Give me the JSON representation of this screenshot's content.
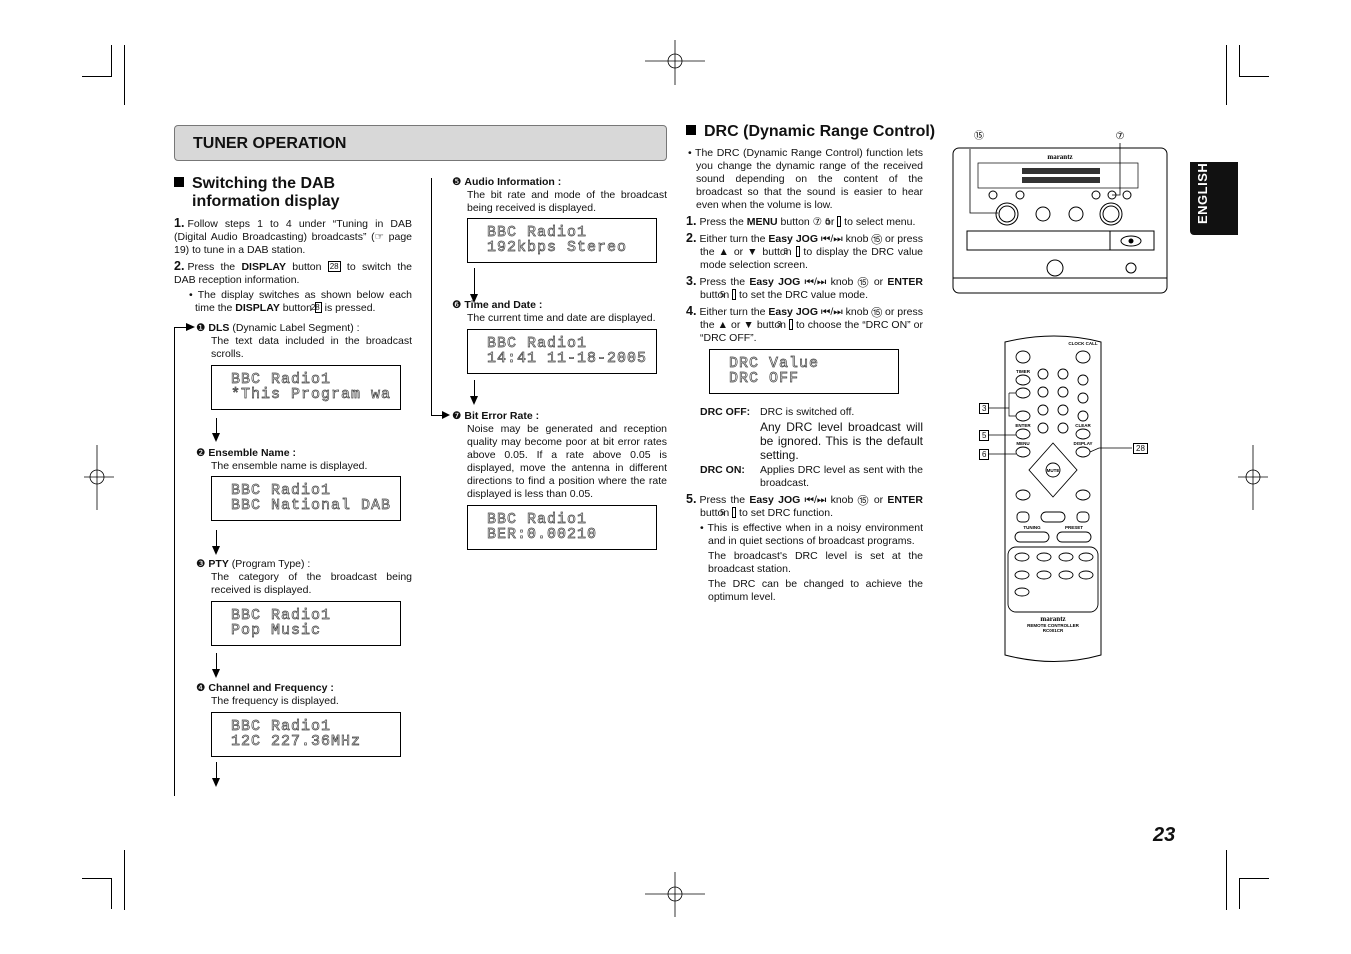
{
  "header": {
    "title": "TUNER OPERATION"
  },
  "language_tab": "ENGLISH",
  "page_number": "23",
  "left": {
    "heading_line1": "Switching the DAB",
    "heading_line2": "information display",
    "step1": {
      "num": "1.",
      "segments": [
        [
          "Follow steps 1 to 4 under “Tuning in DAB (Digital Audio Broadcasting) broadcasts” (☞ page 19) to tune in a DAB station.",
          ""
        ]
      ]
    },
    "step2": {
      "num": "2.",
      "segments": [
        [
          "Press the ",
          ""
        ],
        [
          "DISPLAY",
          "b"
        ],
        [
          " button ",
          ""
        ],
        [
          "28",
          "box"
        ],
        [
          " to switch the DAB reception information.",
          ""
        ]
      ]
    },
    "bullet": {
      "segments": [
        [
          "• The display switches as shown below each time the ",
          ""
        ],
        [
          "DISPLAY",
          "b"
        ],
        [
          " button ",
          ""
        ],
        [
          "28",
          "box"
        ],
        [
          " is pressed.",
          ""
        ]
      ]
    }
  },
  "items": [
    {
      "num": "❶",
      "title": [
        [
          "DLS",
          "b"
        ],
        [
          " (Dynamic Label Segment) :",
          ""
        ]
      ],
      "desc": "The text data included in the broadcast scrolls.",
      "display": [
        "BBC Radio1",
        "*This Program wa"
      ]
    },
    {
      "num": "❷",
      "title": [
        [
          "Ensemble Name :",
          "b"
        ]
      ],
      "desc": "The ensemble name is displayed.",
      "display": [
        "BBC Radio1",
        "BBC National DAB"
      ]
    },
    {
      "num": "❸",
      "title": [
        [
          "PTY",
          "b"
        ],
        [
          " (Program Type) :",
          ""
        ]
      ],
      "desc": "The category of the broadcast being received is displayed.",
      "display": [
        "BBC Radio1",
        "Pop Music"
      ]
    },
    {
      "num": "❹",
      "title": [
        [
          "Channel and Frequency :",
          "b"
        ]
      ],
      "desc": "The frequency is displayed.",
      "display": [
        "BBC Radio1",
        "12C 227.36MHz"
      ]
    },
    {
      "num": "❺",
      "title": [
        [
          "Audio Information :",
          "b"
        ]
      ],
      "desc": "The bit rate and mode of the broadcast being received is displayed.",
      "display": [
        "BBC Radio1",
        "192kbps Stereo"
      ]
    },
    {
      "num": "❻",
      "title": [
        [
          "Time and Date :",
          "b"
        ]
      ],
      "desc": "The current time and date are displayed.",
      "display": [
        "BBC Radio1",
        "14:41 11-18-2005"
      ]
    },
    {
      "num": "❼",
      "title": [
        [
          "Bit Error Rate :",
          "b"
        ]
      ],
      "desc": "Noise may be generated and reception quality may become poor at bit error rates above 0.05. If a rate above 0.05 is displayed, move the antenna in different directions to find a position where the rate displayed is less than 0.05.",
      "display": [
        "BBC Radio1",
        "BER:0.00210"
      ]
    }
  ],
  "drc": {
    "heading": "DRC (Dynamic Range Control)",
    "intro": [
      [
        "• The DRC (Dynamic Range Control) function lets you change the dynamic range of the received sound depending on the content of the broadcast so that the sound is easier to hear even when the volume is low.",
        ""
      ]
    ],
    "step1": {
      "num": "1.",
      "segments": [
        [
          "Press the ",
          ""
        ],
        [
          "MENU",
          "b"
        ],
        [
          " button ⑦ or ",
          ""
        ],
        [
          "6",
          "box"
        ],
        [
          " to select menu.",
          ""
        ]
      ]
    },
    "step2": {
      "num": "2.",
      "segments": [
        [
          "Either turn the ",
          ""
        ],
        [
          "Easy JOG",
          "b"
        ],
        [
          " ⏮/⏭ knob ⑮ or press the ▲ or ▼ button ",
          ""
        ],
        [
          "3",
          "box"
        ],
        [
          " to display the DRC value mode selection screen.",
          ""
        ]
      ]
    },
    "step3": {
      "num": "3.",
      "segments": [
        [
          "Press the ",
          ""
        ],
        [
          "Easy JOG",
          "b"
        ],
        [
          " ⏮/⏭ knob ⑮ or ",
          ""
        ],
        [
          "ENTER",
          "b"
        ],
        [
          " button ",
          ""
        ],
        [
          "5",
          "box"
        ],
        [
          " to set the DRC value mode.",
          ""
        ]
      ]
    },
    "step4": {
      "num": "4.",
      "segments": [
        [
          "Either turn the ",
          ""
        ],
        [
          "Easy JOG",
          "b"
        ],
        [
          " ⏮/⏭ knob ⑮ or press the ▲ or ▼ button ",
          ""
        ],
        [
          "3",
          "box"
        ],
        [
          " to choose the “DRC ON” or “DRC OFF”.",
          ""
        ]
      ]
    },
    "display": [
      "DRC Value",
      "DRC OFF"
    ],
    "off_label": "DRC OFF:",
    "off_text1": "DRC is switched off.",
    "off_text2": "Any DRC level broadcast will be ignored. This is the default setting.",
    "on_label": "DRC ON:",
    "on_text": "Applies DRC level as sent with the broadcast.",
    "step5": {
      "num": "5.",
      "segments": [
        [
          "Press the ",
          ""
        ],
        [
          "Easy JOG",
          "b"
        ],
        [
          " ⏮/⏭ knob ⑮ or ",
          ""
        ],
        [
          "ENTER",
          "b"
        ],
        [
          " button ",
          ""
        ],
        [
          "5",
          "box"
        ],
        [
          " to set DRC function.",
          ""
        ]
      ]
    },
    "note1": "• This is effective when in a noisy environment and in quiet sections of broadcast programs.",
    "note2": "The broadcast's DRC level is set at the broadcast station.",
    "note3": "The DRC can be changed to achieve the optimum level."
  },
  "device": {
    "brand": "marantz",
    "callout_jog": "⑮",
    "callout_menu": "⑦"
  },
  "remote": {
    "brand": "marantz",
    "model_line1": "REMOTE CONTROLLER",
    "model_line2": "RC001CR",
    "clock_call": "CLOCK CALL",
    "timer": "TIMER",
    "enter": "ENTER",
    "clear": "CLEAR",
    "menu": "MENU",
    "display": "DISPLAY",
    "mute": "MUTE",
    "tuning": "TUNING",
    "preset": "PRESET",
    "callout_3": "3",
    "callout_5": "5",
    "callout_6": "6",
    "callout_28": "28"
  }
}
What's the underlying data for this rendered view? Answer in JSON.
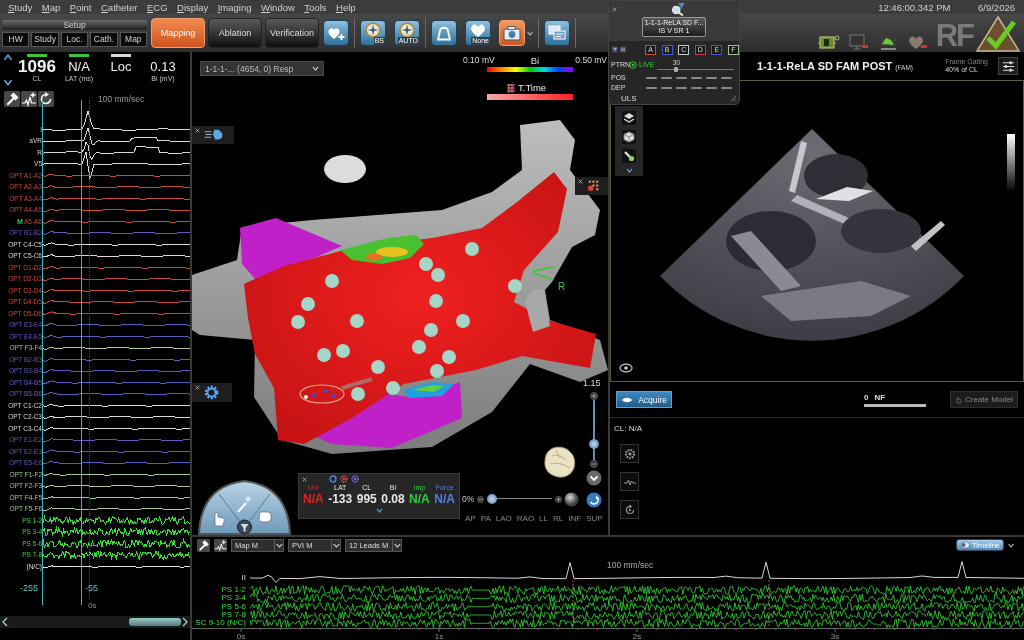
{
  "menu_bar": {
    "items": [
      "Study",
      "Map",
      "Point",
      "Catheter",
      "ECG",
      "Display",
      "Imaging",
      "Window",
      "Tools",
      "Help"
    ],
    "time": "12:46:00.342 PM",
    "date": "6/9/2026"
  },
  "toolbar": {
    "setup_label": "Setup",
    "setup_buttons": [
      "HW",
      "Study",
      "Loc.",
      "Cath.",
      "Map"
    ],
    "mode_tabs": [
      {
        "label": "Mapping",
        "selected": true
      },
      {
        "label": "Ablation",
        "selected": false
      },
      {
        "label": "Verification",
        "selected": false
      }
    ],
    "tool_groups": [
      [
        {
          "kind": "heart-plus",
          "selected": false
        }
      ],
      [
        {
          "kind": "compass",
          "badge": "BS",
          "selected": false
        },
        {
          "kind": "compass",
          "badge": "AUTO",
          "selected": false
        }
      ],
      [
        {
          "kind": "arch",
          "selected": false
        },
        {
          "kind": "heart",
          "badge": "None",
          "selected": false
        },
        {
          "kind": "camera",
          "selected": true
        }
      ],
      [
        {
          "kind": "screens",
          "selected": false
        }
      ]
    ],
    "logo": "RF"
  },
  "uls_panel": {
    "clip_title": "1-1-1-ReLA SD F...",
    "clip_subtitle": "IS V SR 1",
    "channels": [
      {
        "label": "A",
        "color": "#d04a30"
      },
      {
        "label": "B",
        "color": "#4a58c8"
      },
      {
        "label": "C",
        "color": "#c8c8c8"
      },
      {
        "label": "D",
        "color": "#d03838"
      },
      {
        "label": "E",
        "color": "#4a58c8"
      },
      {
        "label": "F",
        "color": "#9ac28e"
      }
    ],
    "pattern_label": "PTRN",
    "live": "LIVE",
    "gain": {
      "value": "30",
      "level": 0.25
    },
    "rows": [
      "POS",
      "DEP"
    ],
    "name": "ULS"
  },
  "ecg_panel": {
    "readouts": [
      {
        "value": "1096",
        "label": "CL",
        "color": "#3cc43c"
      },
      {
        "value": "N/A",
        "label": "LAT (ms)",
        "color": "#3cc43c"
      },
      {
        "value": "Loc",
        "color": "#d8d8d8"
      },
      {
        "value": "0.13",
        "label": "Bi (mV)"
      }
    ],
    "speed": "100 mm/sec",
    "channels": [
      {
        "name": "I",
        "kind": "ecg",
        "color": "#d8d8d8"
      },
      {
        "name": "aVR",
        "kind": "ecg",
        "color": "#d8d8d8"
      },
      {
        "name": "R",
        "kind": "ecg",
        "color": "#d8d8d8"
      },
      {
        "name": "V5",
        "kind": "ecg",
        "color": "#d8d8d8"
      },
      {
        "name": "OPT A1-A2",
        "kind": "flat",
        "color": "#c8483c"
      },
      {
        "name": "OPT A2-A3",
        "kind": "flat",
        "color": "#c8483c"
      },
      {
        "name": "OPT A3-A4",
        "kind": "flat",
        "color": "#c8483c"
      },
      {
        "name": "OPT A4-A5",
        "kind": "flat",
        "color": "#c8483c"
      },
      {
        "name": "A5-A6",
        "marker": "M",
        "kind": "flat",
        "color": "#c8483c"
      },
      {
        "name": "OPT B1-B2",
        "kind": "flat",
        "color": "#5c5cc0"
      },
      {
        "name": "OPT C4-C5",
        "kind": "flat",
        "color": "#dcdcd0"
      },
      {
        "name": "OPT C5-C6",
        "kind": "flat",
        "color": "#dcdcd0"
      },
      {
        "name": "OPT D1-D2",
        "kind": "flat",
        "color": "#c8483c"
      },
      {
        "name": "OPT D2-D3",
        "kind": "flat",
        "color": "#c8483c"
      },
      {
        "name": "OPT D3-D4",
        "kind": "flat",
        "color": "#c8483c"
      },
      {
        "name": "OPT D4-D5",
        "kind": "flat",
        "color": "#c8483c"
      },
      {
        "name": "OPT D5-D6",
        "kind": "flat",
        "color": "#c8483c"
      },
      {
        "name": "OPT E3-E4",
        "kind": "flat",
        "color": "#5c5cc0"
      },
      {
        "name": "OPT E4-E5",
        "kind": "flat",
        "color": "#5c5cc0"
      },
      {
        "name": "OPT F3-F4",
        "kind": "flat",
        "color": "#a8c898"
      },
      {
        "name": "OPT B2-B3",
        "kind": "flat",
        "color": "#5c5cc0"
      },
      {
        "name": "OPT B3-B4",
        "kind": "flat",
        "color": "#5c5cc0"
      },
      {
        "name": "OPT B4-B5",
        "kind": "flat",
        "color": "#5c5cc0"
      },
      {
        "name": "OPT B5-B6",
        "kind": "flat",
        "color": "#5c5cc0"
      },
      {
        "name": "OPT C1-C2",
        "kind": "flat",
        "color": "#dcdcd0"
      },
      {
        "name": "OPT C2-C3",
        "kind": "flat",
        "color": "#dcdcd0"
      },
      {
        "name": "OPT C3-C4",
        "kind": "flat",
        "color": "#dcdcd0"
      },
      {
        "name": "OPT E1-E2",
        "kind": "flat",
        "color": "#5c5cc0"
      },
      {
        "name": "OPT E2-E3",
        "kind": "flat",
        "color": "#5c5cc0"
      },
      {
        "name": "OPT E5-E6",
        "kind": "flat",
        "color": "#5c5cc0"
      },
      {
        "name": "OPT F1-F2",
        "kind": "flat",
        "color": "#a8c898"
      },
      {
        "name": "OPT F2-F3",
        "kind": "flat",
        "color": "#a8c898"
      },
      {
        "name": "OPT F4-F5",
        "kind": "flat",
        "color": "#a8c898"
      },
      {
        "name": "OPT F5-F6",
        "kind": "flat",
        "color": "#a8c898"
      },
      {
        "name": "PS 1-2",
        "kind": "noisy",
        "color": "#33dd33"
      },
      {
        "name": "PS 3-4",
        "kind": "noisy",
        "color": "#33dd33"
      },
      {
        "name": "PS 5-6",
        "kind": "noisy",
        "color": "#33dd33"
      },
      {
        "name": "PS 7-8",
        "kind": "noisy",
        "color": "#33dd33"
      },
      {
        "name": "(N/C)",
        "kind": "flat",
        "color": "#e0e0e0"
      }
    ],
    "cursor_values": [
      "-255",
      "-55"
    ],
    "time_label": "0s"
  },
  "map_view": {
    "map_selector": "1-1-1-... (4654, 0) Resp",
    "legend": {
      "min": "0.10 mV",
      "name": "Bi",
      "max": "0.50 mV",
      "overlay": "T.Time"
    },
    "orientation_label": "R",
    "zoom": {
      "value": "1.15",
      "level": 0.26
    },
    "point_info": [
      {
        "label": "Uni",
        "value": "N/A",
        "color": "#e02424"
      },
      {
        "label": "LAT",
        "value": "-133",
        "color": "#e6e6e6"
      },
      {
        "label": "CL",
        "value": "995",
        "color": "#e6e6e6"
      },
      {
        "label": "Bi",
        "value": "0.08",
        "color": "#e6e6e6"
      },
      {
        "label": "Imp",
        "value": "N/A",
        "color": "#2ecc40"
      },
      {
        "label": "Force",
        "value": "N/A",
        "color": "#4f7fe8"
      }
    ],
    "transparency": {
      "value": "0%",
      "level": 0.08
    },
    "views": [
      "AP",
      "PA",
      "LAO",
      "RAO",
      "LL",
      "RL",
      "INF",
      "SUP"
    ]
  },
  "ultrasound_view": {
    "title": "1-1-1-ReLA SD FAM POST",
    "mode": "(FAM)",
    "gating_label": "Frame Gating",
    "gating_value": "40% of CL",
    "acquire": "Acquire",
    "frame_count": "0",
    "frame_unit": "NF",
    "create_model": {
      "label": "Create Model",
      "disabled": true
    },
    "cycle_length": "CL: N/A"
  },
  "timeline": {
    "dropdowns": [
      "Map M",
      "PVI M",
      "12 Leads M"
    ],
    "toggle": {
      "label": "Timeline",
      "on": true
    },
    "speed": "100 mm/sec",
    "channels": [
      {
        "name": "II",
        "kind": "ecg"
      },
      {
        "name": "PS 1-2",
        "kind": "noisy"
      },
      {
        "name": "PS 3-4",
        "kind": "noisy"
      },
      {
        "name": "PS 5-6",
        "kind": "noisy"
      },
      {
        "name": "PS 7-8",
        "kind": "noisy"
      },
      {
        "name": "SC 9-10 (N/C)",
        "kind": "noisy"
      }
    ],
    "ticks": [
      "0s",
      "1s",
      "2s",
      "3s"
    ]
  }
}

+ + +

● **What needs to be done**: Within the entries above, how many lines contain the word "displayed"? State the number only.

● **Solution**: 6